### Assigned task
Pictures are to be left out, but please repeat each record exactly.

(Website and app data records)
__________

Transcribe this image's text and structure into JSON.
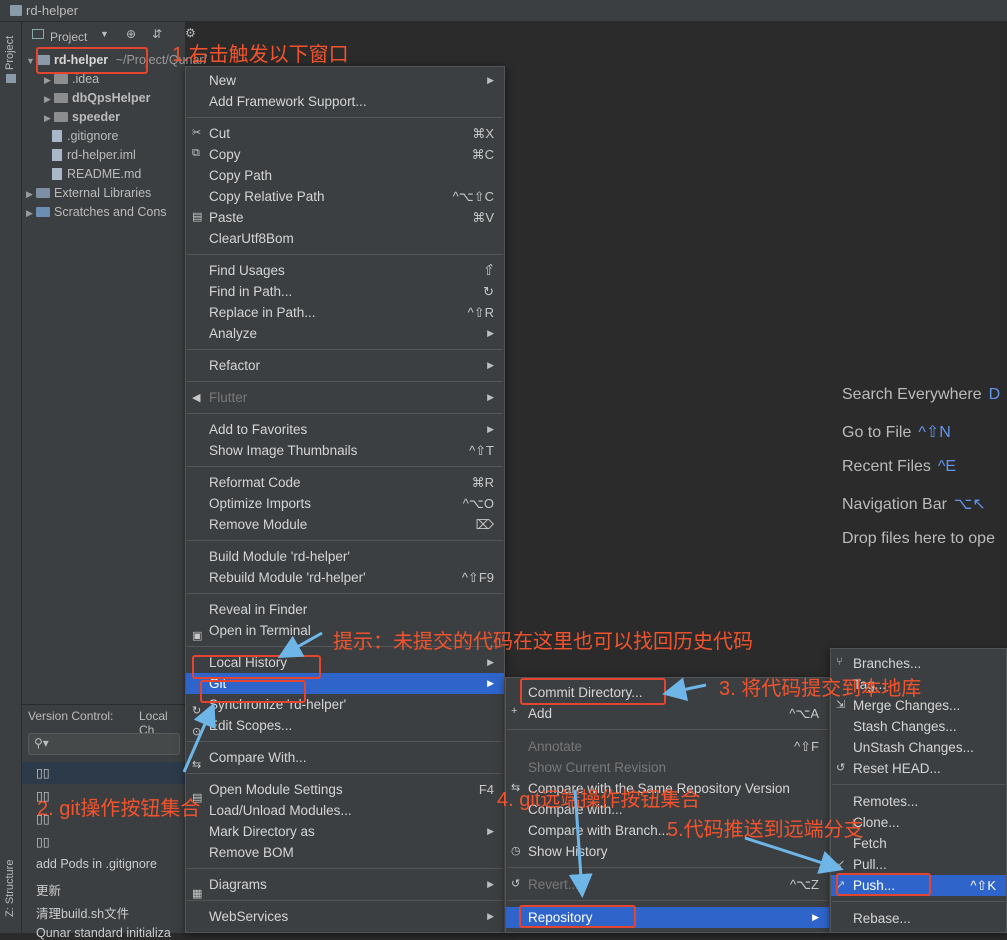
{
  "window": {
    "title": "rd-helper"
  },
  "left_tool": {
    "project_tab": "Project",
    "structure_tab": "Z: Structure"
  },
  "project_panel": {
    "header": "Project",
    "root": {
      "name": "rd-helper",
      "path": "~/Project/Qunar/"
    },
    "items": [
      {
        "label": ".idea",
        "type": "folder"
      },
      {
        "label": "dbQpsHelper",
        "type": "folder"
      },
      {
        "label": "speeder",
        "type": "folder"
      },
      {
        "label": ".gitignore",
        "type": "file"
      },
      {
        "label": "rd-helper.iml",
        "type": "file"
      },
      {
        "label": "README.md",
        "type": "file"
      },
      {
        "label": "External Libraries",
        "type": "lib"
      },
      {
        "label": "Scratches and Cons",
        "type": "scratch"
      }
    ]
  },
  "version_control": {
    "title": "Version Control:",
    "tab": "Local Ch",
    "rows": [
      "▯▯",
      "▯▯",
      "▯▯",
      "▯▯",
      "add Pods in .gitignore",
      "更新",
      "清理build.sh文件",
      "Qunar standard initializa"
    ]
  },
  "context_menu": {
    "groups": [
      [
        {
          "label": "New",
          "sub": true
        },
        {
          "label": "Add Framework Support..."
        }
      ],
      [
        {
          "label": "Cut",
          "shortcut": "⌘X",
          "icon": "✂"
        },
        {
          "label": "Copy",
          "shortcut": "⌘C",
          "icon": "⧉"
        },
        {
          "label": "Copy Path"
        },
        {
          "label": "Copy Relative Path",
          "shortcut": "^⌥⇧C"
        },
        {
          "label": "Paste",
          "shortcut": "⌘V",
          "icon": "▤"
        },
        {
          "label": "ClearUtf8Bom"
        }
      ],
      [
        {
          "label": "Find Usages",
          "shortcut": "⇧̂"
        },
        {
          "label": "Find in Path...",
          "shortcut": "↻"
        },
        {
          "label": "Replace in Path...",
          "shortcut": "^⇧R"
        },
        {
          "label": "Analyze",
          "sub": true
        }
      ],
      [
        {
          "label": "Refactor",
          "sub": true
        }
      ],
      [
        {
          "label": "Flutter",
          "sub": true,
          "disabled": true
        }
      ],
      [
        {
          "label": "Add to Favorites",
          "sub": true
        },
        {
          "label": "Show Image Thumbnails",
          "shortcut": "^⇧T"
        }
      ],
      [
        {
          "label": "Reformat Code",
          "shortcut": "⌘R"
        },
        {
          "label": "Optimize Imports",
          "shortcut": "^⌥O"
        },
        {
          "label": "Remove Module",
          "shortcut": "⌦"
        }
      ],
      [
        {
          "label": "Build Module 'rd-helper'"
        },
        {
          "label": "Rebuild Module 'rd-helper'",
          "shortcut": "^⇧F9"
        }
      ],
      [
        {
          "label": "Reveal in Finder"
        },
        {
          "label": "Open in Terminal"
        }
      ],
      [
        {
          "label": "Local History",
          "sub": true
        },
        {
          "label": "Git",
          "sub": true,
          "selected": true
        },
        {
          "label": "Synchronize 'rd-helper'"
        },
        {
          "label": "Edit Scopes..."
        }
      ],
      [
        {
          "label": "Compare With..."
        }
      ],
      [
        {
          "label": "Open Module Settings",
          "shortcut": "F4"
        },
        {
          "label": "Load/Unload Modules..."
        },
        {
          "label": "Mark Directory as",
          "sub": true
        },
        {
          "label": "Remove BOM"
        }
      ],
      [
        {
          "label": "Diagrams",
          "sub": true
        }
      ],
      [
        {
          "label": "WebServices",
          "sub": true
        }
      ]
    ]
  },
  "git_menu": {
    "items": [
      {
        "label": "Commit Directory..."
      },
      {
        "label": "Add",
        "shortcut": "^⌥A"
      },
      {
        "label": "Annotate",
        "shortcut": "^⇧F",
        "disabled": true
      },
      {
        "label": "Show Current Revision",
        "disabled": true
      },
      {
        "label": "Compare with the Same Repository Version"
      },
      {
        "label": "Compare with..."
      },
      {
        "label": "Compare with Branch..."
      },
      {
        "label": "Show History"
      },
      {
        "label": "Revert...",
        "shortcut": "^⌥Z",
        "disabled": true
      },
      {
        "label": "Repository",
        "sub": true,
        "selected": true
      }
    ]
  },
  "repo_menu": {
    "items": [
      {
        "label": "Branches..."
      },
      {
        "label": "Tag..."
      },
      {
        "label": "Merge Changes..."
      },
      {
        "label": "Stash Changes..."
      },
      {
        "label": "UnStash Changes..."
      },
      {
        "label": "Reset HEAD..."
      },
      {
        "label": "Remotes..."
      },
      {
        "label": "Clone..."
      },
      {
        "label": "Fetch"
      },
      {
        "label": "Pull..."
      },
      {
        "label": "Push...",
        "shortcut": "^⇧K",
        "selected": true
      },
      {
        "label": "Rebase..."
      }
    ]
  },
  "editor_hints": [
    {
      "label": "Search Everywhere",
      "key": "D"
    },
    {
      "label": "Go to File",
      "key": "^⇧N"
    },
    {
      "label": "Recent Files",
      "key": "^E"
    },
    {
      "label": "Navigation Bar",
      "key": "⌥↖"
    },
    {
      "label": "Drop files here to ope",
      "key": ""
    }
  ],
  "annotations": {
    "step1": "1.右击触发以下窗口",
    "step2": "2. git操作按钮集合",
    "step3": "3. 将代码提交到本地库",
    "step4": "4. git远端操作按钮集合",
    "step5": "5.代码推送到远端分支",
    "tip": "提示：未提交的代码在这里也可以找回历史代码"
  },
  "colors": {
    "selection": "#2f65ca",
    "annotation": "#f3532c",
    "arrow": "#6fb6e8",
    "hint_key": "#6495ed"
  }
}
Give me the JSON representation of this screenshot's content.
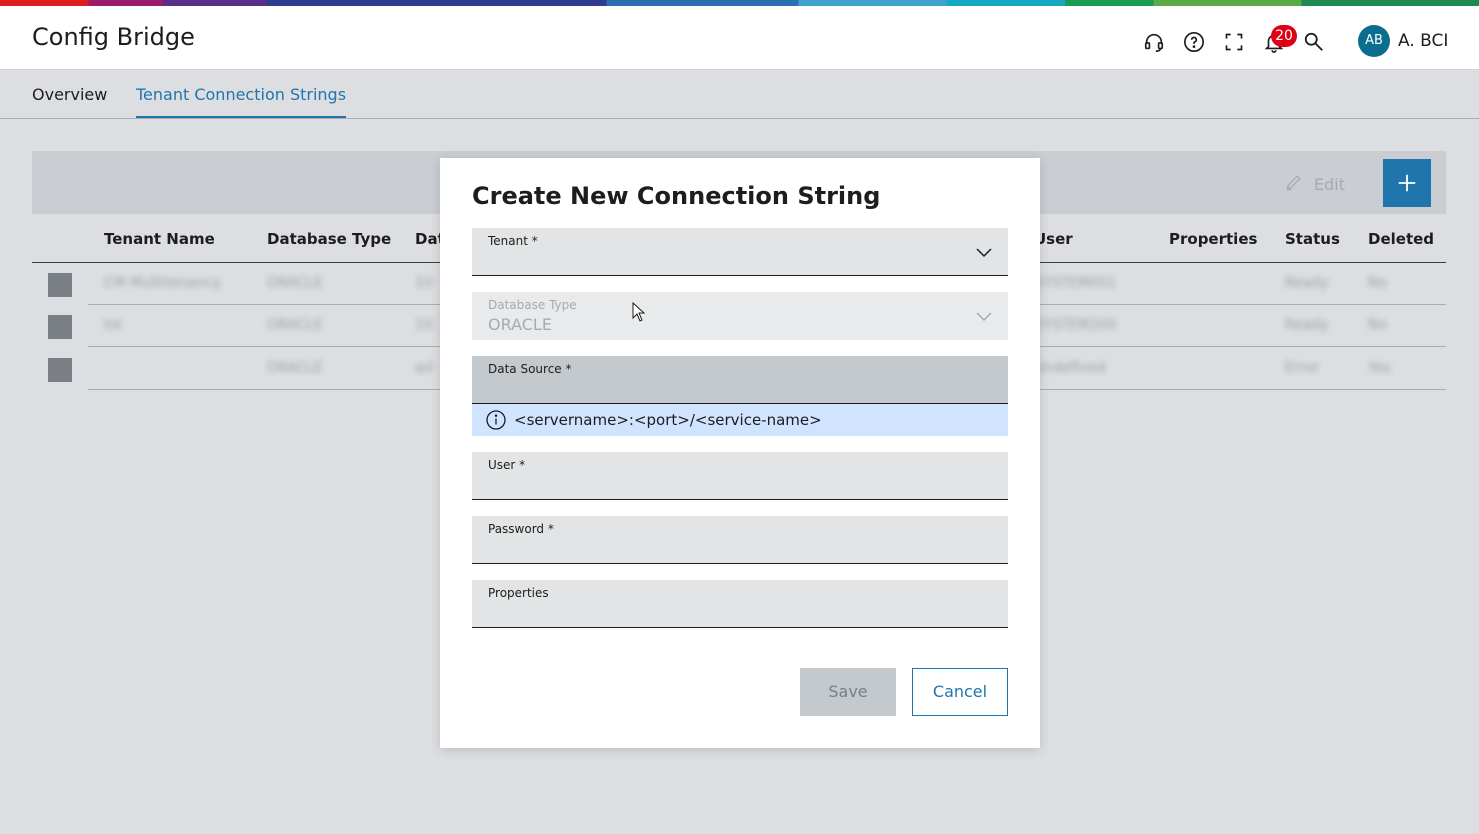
{
  "app": {
    "title": "Config Bridge"
  },
  "header": {
    "notifications_count": "20",
    "avatar_initials": "AB",
    "user_name": "A. BCI",
    "icons": [
      "headset-icon",
      "help-icon",
      "fullscreen-icon",
      "bell-icon",
      "search-icon"
    ]
  },
  "tabs": [
    {
      "label": "Overview",
      "active": false
    },
    {
      "label": "Tenant Connection Strings",
      "active": true
    }
  ],
  "toolbar": {
    "edit_label": "Edit"
  },
  "table": {
    "columns": [
      "Tenant Name",
      "Database Type",
      "Dat",
      "User",
      "Properties",
      "Status",
      "Deleted"
    ],
    "rows": [
      [
        "CM Multitenancy",
        "ORACLE",
        "10",
        "SYSTEM001",
        "",
        "Ready",
        "No"
      ],
      [
        "tst",
        "ORACLE",
        "10",
        "SYSTEM200",
        "",
        "Ready",
        "No"
      ],
      [
        "",
        "ORACLE",
        "ad",
        "Undefined",
        "",
        "Error",
        "Yes"
      ]
    ]
  },
  "dialog": {
    "title": "Create New Connection String",
    "fields": {
      "tenant": {
        "label": "Tenant *",
        "value": ""
      },
      "database_type": {
        "label": "Database Type",
        "value": "ORACLE"
      },
      "data_source": {
        "label": "Data Source *",
        "value": ""
      },
      "data_source_hint": "<servername>:<port>/<service-name>",
      "user": {
        "label": "User *",
        "value": ""
      },
      "password": {
        "label": "Password *",
        "value": ""
      },
      "properties": {
        "label": "Properties",
        "value": ""
      }
    },
    "save_label": "Save",
    "cancel_label": "Cancel"
  },
  "colors": {
    "accent": "#1f75ac",
    "badge": "#e00016",
    "hint_bg": "#d1e4ff"
  }
}
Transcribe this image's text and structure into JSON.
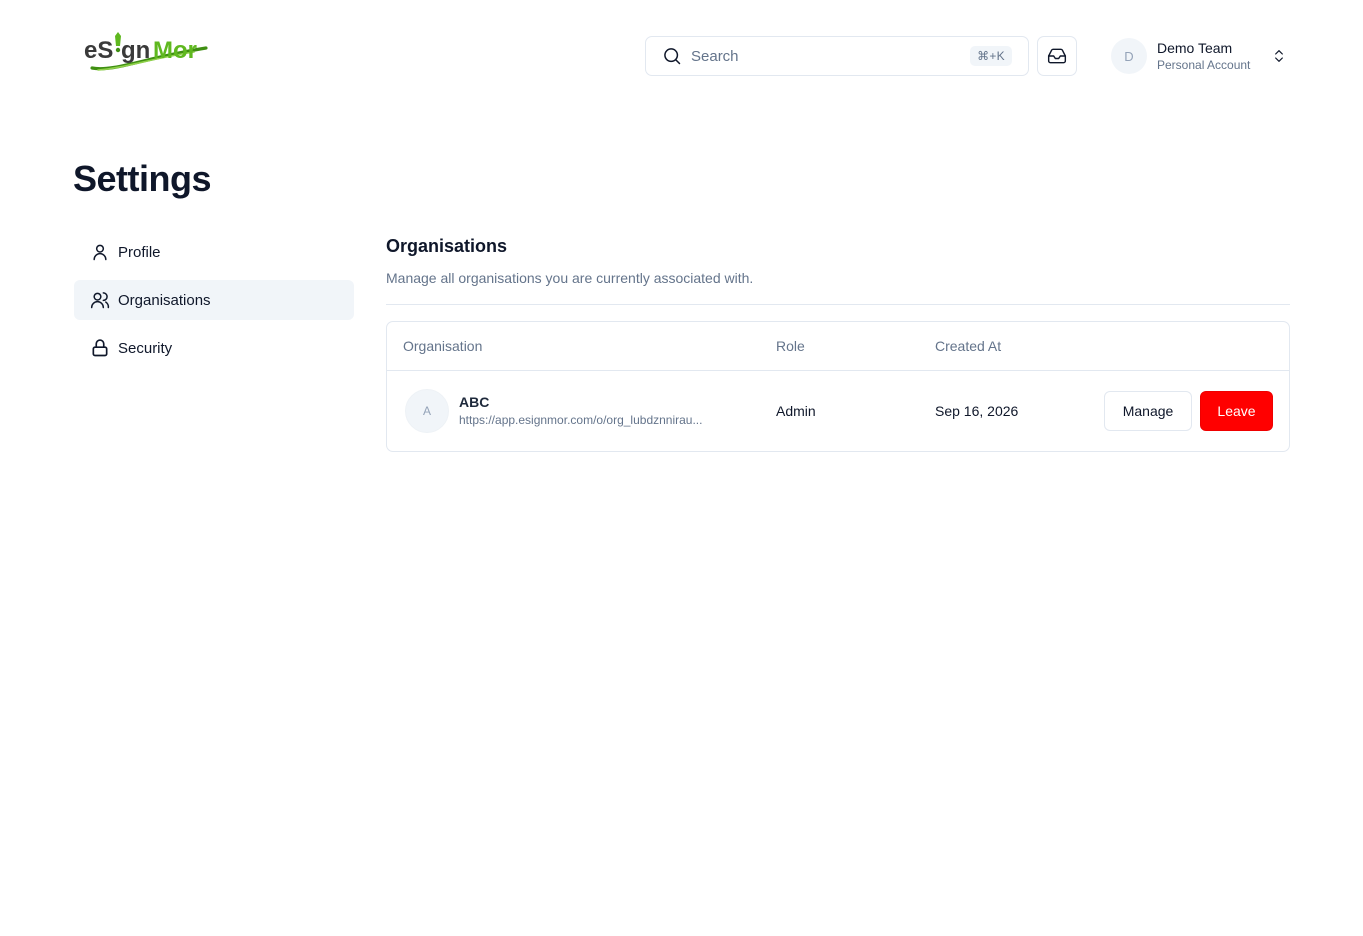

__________

### Answer
Transcribe this image's text and structure into JSON.
{
  "window": {
    "title": "rd-helper"
  },
  "left_tool": {
    "project_tab": "Project",
    "structure_tab": "Z: Structure"
  },
  "project_panel": {
    "header": "Project",
    "root": {
      "name": "rd-helper",
      "path": "~/Project/Qunar/"
    },
    "items": [
      {
        "label": ".idea",
        "type": "folder"
      },
      {
        "label": "dbQpsHelper",
        "type": "folder"
      },
      {
        "label": "speeder",
        "type": "folder"
      },
      {
        "label": ".gitignore",
        "type": "file"
      },
      {
        "label": "rd-helper.iml",
        "type": "file"
      },
      {
        "label": "README.md",
        "type": "file"
      },
      {
        "label": "External Libraries",
        "type": "lib"
      },
      {
        "label": "Scratches and Cons",
        "type": "scratch"
      }
    ]
  },
  "version_control": {
    "title": "Version Control:",
    "tab": "Local Ch",
    "rows": [
      "▯▯",
      "▯▯",
      "▯▯",
      "▯▯",
      "add Pods in .gitignore",
      "更新",
      "清理build.sh文件",
      "Qunar standard initializa"
    ]
  },
  "context_menu": {
    "groups": [
      [
        {
          "label": "New",
          "sub": true
        },
        {
          "label": "Add Framework Support..."
        }
      ],
      [
        {
          "label": "Cut",
          "shortcut": "⌘X",
          "icon": "✂"
        },
        {
          "label": "Copy",
          "shortcut": "⌘C",
          "icon": "⧉"
        },
        {
          "label": "Copy Path"
        },
        {
          "label": "Copy Relative Path",
          "shortcut": "^⌥⇧C"
        },
        {
          "label": "Paste",
          "shortcut": "⌘V",
          "icon": "▤"
        },
        {
          "label": "ClearUtf8Bom"
        }
      ],
      [
        {
          "label": "Find Usages",
          "shortcut": "⇧̂"
        },
        {
          "label": "Find in Path...",
          "shortcut": "↻"
        },
        {
          "label": "Replace in Path...",
          "shortcut": "^⇧R"
        },
        {
          "label": "Analyze",
          "sub": true
        }
      ],
      [
        {
          "label": "Refactor",
          "sub": true
        }
      ],
      [
        {
          "label": "Flutter",
          "sub": true,
          "disabled": true
        }
      ],
      [
        {
          "label": "Add to Favorites",
          "sub": true
        },
        {
          "label": "Show Image Thumbnails",
          "shortcut": "^⇧T"
        }
      ],
      [
        {
          "label": "Reformat Code",
          "shortcut": "⌘R"
        },
        {
          "label": "Optimize Imports",
          "shortcut": "^⌥O"
        },
        {
          "label": "Remove Module",
          "shortcut": "⌦"
        }
      ],
      [
        {
          "label": "Build Module 'rd-helper'"
        },
        {
          "label": "Rebuild Module 'rd-helper'",
          "shortcut": "^⇧F9"
        }
      ],
      [
        {
          "label": "Reveal in Finder"
        },
        {
          "label": "Open in Terminal"
        }
      ],
      [
        {
          "label": "Local History",
          "sub": true
        },
        {
          "label": "Git",
          "sub": true,
          "selected": true
        },
        {
          "label": "Synchronize 'rd-helper'"
        },
        {
          "label": "Edit Scopes..."
        }
      ],
      [
        {
          "label": "Compare With..."
        }
      ],
      [
        {
          "label": "Open Module Settings",
          "shortcut": "F4"
        },
        {
          "label": "Load/Unload Modules..."
        },
        {
          "label": "Mark Directory as",
          "sub": true
        },
        {
          "label": "Remove BOM"
        }
      ],
      [
        {
          "label": "Diagrams",
          "sub": true
        }
      ],
      [
        {
          "label": "WebServices",
          "sub": true
        }
      ]
    ]
  },
  "git_menu": {
    "items": [
      {
        "label": "Commit Directory..."
      },
      {
        "label": "Add",
        "shortcut": "^⌥A"
      },
      {
        "label": "Annotate",
        "shortcut": "^⇧F",
        "disabled": true
      },
      {
        "label": "Show Current Revision",
        "disabled": true
      },
      {
        "label": "Compare with the Same Repository Version"
      },
      {
        "label": "Compare with..."
      },
      {
        "label": "Compare with Branch..."
      },
      {
        "label": "Show History"
      },
      {
        "label": "Revert...",
        "shortcut": "^⌥Z",
        "disabled": true
      },
      {
        "label": "Repository",
        "sub": true,
        "selected": true
      }
    ]
  },
  "repo_menu": {
    "items": [
      {
        "label": "Branches..."
      },
      {
        "label": "Tag..."
      },
      {
        "label": "Merge Changes..."
      },
      {
        "label": "Stash Changes..."
      },
      {
        "label": "UnStash Changes..."
      },
      {
        "label": "Reset HEAD..."
      },
      {
        "label": "Remotes..."
      },
      {
        "label": "Clone..."
      },
      {
        "label": "Fetch"
      },
      {
        "label": "Pull..."
      },
      {
        "label": "Push...",
        "shortcut": "^⇧K",
        "selected": true
      },
      {
        "label": "Rebase..."
      }
    ]
  },
  "editor_hints": [
    {
      "label": "Search Everywhere",
      "key": "D"
    },
    {
      "label": "Go to File",
      "key": "^⇧N"
    },
    {
      "label": "Recent Files",
      "key": "^E"
    },
    {
      "label": "Navigation Bar",
      "key": "⌥↖"
    },
    {
      "label": "Drop files here to ope",
      "key": ""
    }
  ],
  "annotations": {
    "step1": "1.右击触发以下窗口",
    "step2": "2. git操作按钮集合",
    "step3": "3. 将代码提交到本地库",
    "step4": "4. git远端操作按钮集合",
    "step5": "5.代码推送到远端分支",
    "tip": "提示：未提交的代码在这里也可以找回历史代码"
  },
  "colors": {
    "selection": "#2f65ca",
    "annotation": "#f3532c",
    "arrow": "#6fb6e8",
    "hint_key": "#6495ed"
  }
}
Give me the JSON representation of this screenshot's content.
{
  "app": {
    "title": "Config Bridge"
  },
  "header": {
    "notifications_count": "20",
    "avatar_initials": "AB",
    "user_name": "A. BCI",
    "icons": [
      "headset-icon",
      "help-icon",
      "fullscreen-icon",
      "bell-icon",
      "search-icon"
    ]
  },
  "tabs": [
    {
      "label": "Overview",
      "active": false
    },
    {
      "label": "Tenant Connection Strings",
      "active": true
    }
  ],
  "toolbar": {
    "edit_label": "Edit"
  },
  "table": {
    "columns": [
      "Tenant Name",
      "Database Type",
      "Dat",
      "User",
      "Properties",
      "Status",
      "Deleted"
    ],
    "rows": [
      [
        "CM Multitenancy",
        "ORACLE",
        "10",
        "SYSTEM001",
        "",
        "Ready",
        "No"
      ],
      [
        "tst",
        "ORACLE",
        "10",
        "SYSTEM200",
        "",
        "Ready",
        "No"
      ],
      [
        "",
        "ORACLE",
        "ad",
        "Undefined",
        "",
        "Error",
        "Yes"
      ]
    ]
  },
  "dialog": {
    "title": "Create New Connection String",
    "fields": {
      "tenant": {
        "label": "Tenant *",
        "value": ""
      },
      "database_type": {
        "label": "Database Type",
        "value": "ORACLE"
      },
      "data_source": {
        "label": "Data Source *",
        "value": ""
      },
      "data_source_hint": "<servername>:<port>/<service-name>",
      "user": {
        "label": "User *",
        "value": ""
      },
      "password": {
        "label": "Password *",
        "value": ""
      },
      "properties": {
        "label": "Properties",
        "value": ""
      }
    },
    "save_label": "Save",
    "cancel_label": "Cancel"
  },
  "colors": {
    "accent": "#1f75ac",
    "badge": "#e00016",
    "hint_bg": "#d1e4ff"
  }
}
Transcribe this image's text and structure into JSON.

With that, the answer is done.